Voter ID

Big, big news concerning the Indiana primary: The Supreme Court just upheld the state's controversial new voter ID law today, in a 6–3 decision. The margin is noteworthy here because it was expected to split along partisan lines, but Justice Stevens ended up writing the ruling opinion.The main argument against this law is that it's targeted against two heavily Democratic blocs: minorities, and really old minorities. Interestingly enough, Stevens actually conceded this point in his opinion:

"If a nondiscriminatory law is supported by valid neutral justifications, those justifications should not be disregarded simply because partisan interests may have provided one motivation for the votes of individual legislators..."

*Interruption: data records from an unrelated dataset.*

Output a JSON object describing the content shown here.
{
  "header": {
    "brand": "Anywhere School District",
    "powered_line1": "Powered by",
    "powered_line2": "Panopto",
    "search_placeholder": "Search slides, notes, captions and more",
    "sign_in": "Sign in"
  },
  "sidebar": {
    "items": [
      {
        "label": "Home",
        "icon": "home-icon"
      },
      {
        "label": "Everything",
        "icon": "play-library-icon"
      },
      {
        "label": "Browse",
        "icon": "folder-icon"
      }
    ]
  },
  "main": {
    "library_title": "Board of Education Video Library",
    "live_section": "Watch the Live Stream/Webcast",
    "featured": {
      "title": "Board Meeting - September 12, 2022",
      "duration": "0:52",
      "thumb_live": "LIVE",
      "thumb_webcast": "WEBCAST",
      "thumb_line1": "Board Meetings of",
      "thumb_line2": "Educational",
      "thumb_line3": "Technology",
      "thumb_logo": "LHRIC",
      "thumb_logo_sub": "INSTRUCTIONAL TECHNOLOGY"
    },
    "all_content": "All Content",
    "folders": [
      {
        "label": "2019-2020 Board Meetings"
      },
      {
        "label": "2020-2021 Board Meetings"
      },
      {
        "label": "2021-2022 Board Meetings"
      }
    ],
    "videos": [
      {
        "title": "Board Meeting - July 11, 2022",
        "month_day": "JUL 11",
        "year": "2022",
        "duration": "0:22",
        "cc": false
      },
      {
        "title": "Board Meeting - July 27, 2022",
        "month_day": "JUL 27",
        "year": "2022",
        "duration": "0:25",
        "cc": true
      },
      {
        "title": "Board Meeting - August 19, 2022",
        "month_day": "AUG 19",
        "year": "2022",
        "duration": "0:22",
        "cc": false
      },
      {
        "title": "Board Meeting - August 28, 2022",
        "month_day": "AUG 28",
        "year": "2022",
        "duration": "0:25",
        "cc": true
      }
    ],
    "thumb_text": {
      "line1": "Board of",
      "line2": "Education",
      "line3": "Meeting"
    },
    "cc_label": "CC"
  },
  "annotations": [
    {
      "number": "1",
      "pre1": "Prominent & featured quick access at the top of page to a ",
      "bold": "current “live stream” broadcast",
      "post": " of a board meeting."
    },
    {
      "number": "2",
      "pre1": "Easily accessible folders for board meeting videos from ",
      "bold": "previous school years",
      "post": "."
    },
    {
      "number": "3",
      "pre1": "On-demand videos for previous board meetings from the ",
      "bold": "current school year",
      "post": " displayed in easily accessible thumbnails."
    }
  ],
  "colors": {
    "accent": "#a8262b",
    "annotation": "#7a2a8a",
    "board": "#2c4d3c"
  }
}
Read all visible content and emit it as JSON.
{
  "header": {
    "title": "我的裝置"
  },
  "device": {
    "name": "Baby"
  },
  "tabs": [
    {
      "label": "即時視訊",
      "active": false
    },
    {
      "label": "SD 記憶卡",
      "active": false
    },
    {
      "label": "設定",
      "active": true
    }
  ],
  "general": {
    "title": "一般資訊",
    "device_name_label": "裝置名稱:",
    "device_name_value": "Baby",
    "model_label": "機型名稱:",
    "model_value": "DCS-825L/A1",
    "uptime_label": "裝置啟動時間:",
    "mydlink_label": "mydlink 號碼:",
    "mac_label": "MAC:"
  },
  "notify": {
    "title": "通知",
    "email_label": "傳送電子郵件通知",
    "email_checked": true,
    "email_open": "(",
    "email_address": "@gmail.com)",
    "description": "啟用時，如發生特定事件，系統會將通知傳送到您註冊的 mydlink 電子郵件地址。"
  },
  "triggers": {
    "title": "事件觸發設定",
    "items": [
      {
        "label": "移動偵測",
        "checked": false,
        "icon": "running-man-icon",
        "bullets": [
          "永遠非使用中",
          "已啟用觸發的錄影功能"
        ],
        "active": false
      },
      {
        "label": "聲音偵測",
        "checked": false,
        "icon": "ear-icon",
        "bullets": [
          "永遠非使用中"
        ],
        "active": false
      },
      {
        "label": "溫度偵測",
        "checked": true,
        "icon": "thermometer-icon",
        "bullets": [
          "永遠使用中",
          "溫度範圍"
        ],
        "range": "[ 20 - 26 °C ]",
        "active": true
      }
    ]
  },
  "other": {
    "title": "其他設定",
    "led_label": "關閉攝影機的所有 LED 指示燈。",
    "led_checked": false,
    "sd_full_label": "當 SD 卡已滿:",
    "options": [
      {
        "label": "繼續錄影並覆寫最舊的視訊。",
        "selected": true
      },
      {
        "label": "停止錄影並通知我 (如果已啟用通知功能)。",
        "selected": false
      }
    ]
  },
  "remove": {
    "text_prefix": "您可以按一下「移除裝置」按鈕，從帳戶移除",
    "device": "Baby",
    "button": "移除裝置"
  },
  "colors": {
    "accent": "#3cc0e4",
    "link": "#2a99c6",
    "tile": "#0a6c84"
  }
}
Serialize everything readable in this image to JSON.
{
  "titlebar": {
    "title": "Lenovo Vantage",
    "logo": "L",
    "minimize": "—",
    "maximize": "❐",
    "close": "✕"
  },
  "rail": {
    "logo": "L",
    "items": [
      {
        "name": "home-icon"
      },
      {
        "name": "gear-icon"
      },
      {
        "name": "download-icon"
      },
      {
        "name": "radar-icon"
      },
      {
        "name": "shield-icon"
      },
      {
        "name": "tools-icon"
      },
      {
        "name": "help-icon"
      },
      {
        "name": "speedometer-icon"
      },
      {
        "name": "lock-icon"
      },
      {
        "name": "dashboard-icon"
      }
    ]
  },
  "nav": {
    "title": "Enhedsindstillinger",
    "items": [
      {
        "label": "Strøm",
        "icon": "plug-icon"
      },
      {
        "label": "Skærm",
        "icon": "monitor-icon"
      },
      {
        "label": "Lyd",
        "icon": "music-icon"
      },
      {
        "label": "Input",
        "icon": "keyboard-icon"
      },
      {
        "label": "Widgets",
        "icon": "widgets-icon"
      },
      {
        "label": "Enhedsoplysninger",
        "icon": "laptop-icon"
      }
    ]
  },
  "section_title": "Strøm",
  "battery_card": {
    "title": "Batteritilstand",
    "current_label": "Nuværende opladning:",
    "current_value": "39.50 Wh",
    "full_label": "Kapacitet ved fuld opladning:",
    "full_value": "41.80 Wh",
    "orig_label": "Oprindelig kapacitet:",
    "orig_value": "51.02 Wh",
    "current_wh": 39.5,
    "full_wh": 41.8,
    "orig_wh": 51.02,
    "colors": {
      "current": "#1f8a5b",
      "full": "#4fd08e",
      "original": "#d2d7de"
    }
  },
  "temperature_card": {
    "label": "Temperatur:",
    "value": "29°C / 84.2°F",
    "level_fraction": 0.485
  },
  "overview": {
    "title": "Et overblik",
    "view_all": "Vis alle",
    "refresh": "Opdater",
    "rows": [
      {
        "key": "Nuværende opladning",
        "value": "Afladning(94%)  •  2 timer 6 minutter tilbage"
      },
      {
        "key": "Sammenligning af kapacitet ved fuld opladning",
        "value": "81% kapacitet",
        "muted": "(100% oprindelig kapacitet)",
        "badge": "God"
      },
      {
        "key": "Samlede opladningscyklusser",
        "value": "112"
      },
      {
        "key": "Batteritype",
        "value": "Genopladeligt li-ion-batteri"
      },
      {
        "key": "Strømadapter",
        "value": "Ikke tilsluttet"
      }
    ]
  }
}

In arguing the case before the court, the state was unable to cite a single prosecuted case of voter impersonation fraud in an Indiana election. Ever. The defense, for its part, was unable to cite sufficient examples of disenfranchisement in the two-plus years since the law went into place. Personally, I think if the state of Indiana wants to prevent dead people from voting (which is a worthy goal), they should start by making some effort to clear the voting rolls of dead people. Laws like this that put the strain on the voters only distract from the fact that the state's voting bureaucracy leaves a lot to be desired.Anyway, regardless of the merits, this is one more thing both Obama and Clinton will have to worry about next Tuesday...